Colin Coote

Sir Colin Reith Coote, DSO (19 October 1893 – 8 June 1979) was a British journalist and Liberal politician. For fourteen years he was the editor of The Daily Telegraph.[1]

Colin Coote

Member of Parliament
for Isle of Ely
In office
14 December 1918  15 November 1922
Preceded byNew constituency
Succeeded byNorman Coates
Member of Parliament
for Wisbech
In office
14 December 1917  14 December 1918
Preceded byNeil Primrose
Succeeded byConstituency abolished
Personal details
Born(1893-10-19)19 October 1893
Fenstanton, Huntingdonshire, England
Died8 June 1979(1979-06-08) (aged 85)
London, England
Political partyLiberal
Marguerite Doris Wellstead
(m. 1916; div. 1925)

Denise Dethoor
(m. 1925; died 1945)

Amalie Lewkowitz
(m. 1946)
EducationRugby School
Alma materBalliol College, Oxford
Military service
Allegiance United Kingdom
Branch/serviceBritish Army
UnitGloucestershire Regiment
Battles/warsFirst World War
AwardsDistinguished Service Order


He was born in Fenstanton, Huntingdonshire.
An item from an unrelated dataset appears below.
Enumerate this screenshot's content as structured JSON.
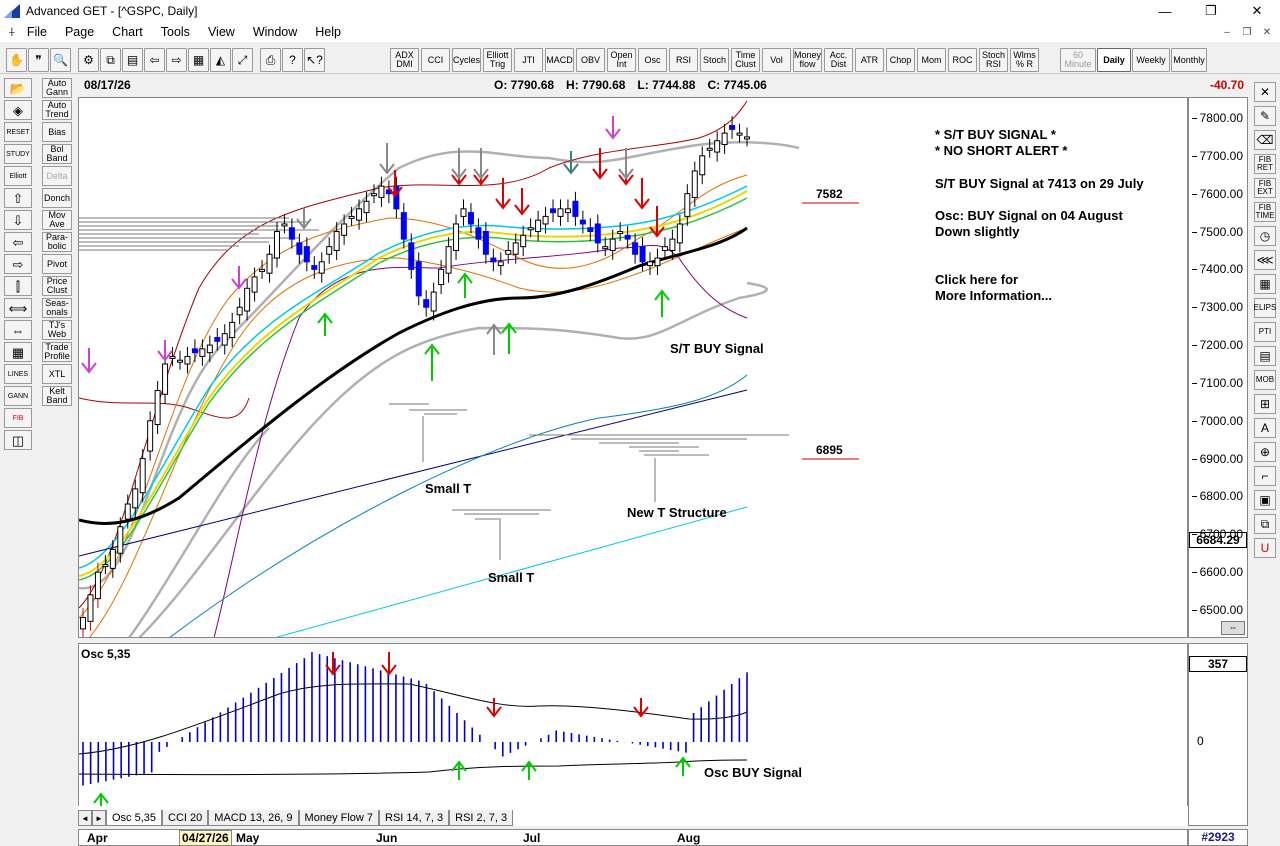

He was the son of Howard Browning Coote of Stukeley Hall, later Lord Lieutenant of Huntingdonshire, and Jean Coote (née Gray) of Aberdeen.[2] He was educated at Rugby School and Balliol College, Oxford, graduating in 1914.[1][2][3] On the outbreak of the First World War, he obtained a commission in the Gloucestershire Regiment.[2] He served in France and Italy, and was forced to return to the United Kingdom, having been wounded and gassed. He was awarded the Distinguished Service Order in 1918.[1]

In November 1917, the sitting Liberal Member of Parliament for Wisbech, Neil James Archibald Primrose, was killed in action. Coote was chosen as the Liberal candidate for the seat, and, due to a war-time pact between the two parties, was also nominated by the local Conservative and Unionist Association.[4] He was returned unopposed to the House of Commons on 14 December 1917.[1][2]

A general election was held in 1918. Constituencies were completely reorganised by the Representation of the People Act 1918, and the Wisbech seat became part of the new Isle of Ely division. Coote was elected as MP for the Isle of Ely, again unopposed.[2][3]

At the subsequent general election in 1922 his differences with the Conservatives saw them running a candidate against him. Coote, running as a National Liberal, was defeated by Colonel Norman Coates. With hindsight, Coote described his defeat as the "crowning mercy" of his career, as it allowed him to pursue journalism.[1]

Whilst a Member of Parliament, Coote had gained a reputation as a freelance writer. On leaving the Commons, he was appointed Rome correspondent of The Times.[1] His period in Italy saw him covering the rise of Italian Fascism under Benito Mussolini.[1][2] Returning to the UK in 1926, he spent three years as a parliamentary reporter before becoming a leader writer.[1][2]

By the time of the Munich Crisis, Coote found himself opposed to the newspaper's support of appeasement, and refused to write leaders supporting the policy.[1][2] He finally left The Times in 1942 on the resignation of Geoffrey Dawson as editor, and took up a post with The Daily Telegraph.[1] He became deputy editor of the Telegraph in 1945, and succeeded Arthur Watson as editor in 1950.[1] He held the post until 1964, with his Liberal tendencies balancing the otherwise Conservative views of the paper.[1] In 1961, Coote introduced osteopath Stephen Ward to Soviet diplomat Eugene Ivanov, a meeting that would lead to the Profumo affair.[5] He was knighted in 1962.[1][2][6]

Coote died at his London home on 8 June 1979, aged 85.[1][2]


Coote married three times. In 1916, he married Marguerite Doris Wellstead, of Hessle, East Riding of Yorkshire and they had two daughters before divorcing in 1925. He subsequently married Denise Dethoor, of Doulieu, France. She died in 1945, and he married Amalie Lewkowitz in the following year.[2]


Leigh Rayment's Historical List of MPs

  1. "Obituary: Sir Colin Coote - Politics from the editor's chair". The Times. 23 November 1979. p. VI.
  2. "Coote, Sir Colin Reith (1893–1979)". Oxford Dictionary of National Biography. Oxford University Press. 2004. Retrieved 19 April 2009.
  3. "General Election, 1918- Unopposed Returns". The Times. 5 December 1918. p. 14.
  4. "The Wisbech Vacancy". The Times. 8 December 1917. p. 5.
  5. Honeytrap by Anthony Summers & Stephen Dorril, Coronet Books, 1987. P.108.)
  6. "No. 42599". The London Gazette. 16 February 1962. p. 1285.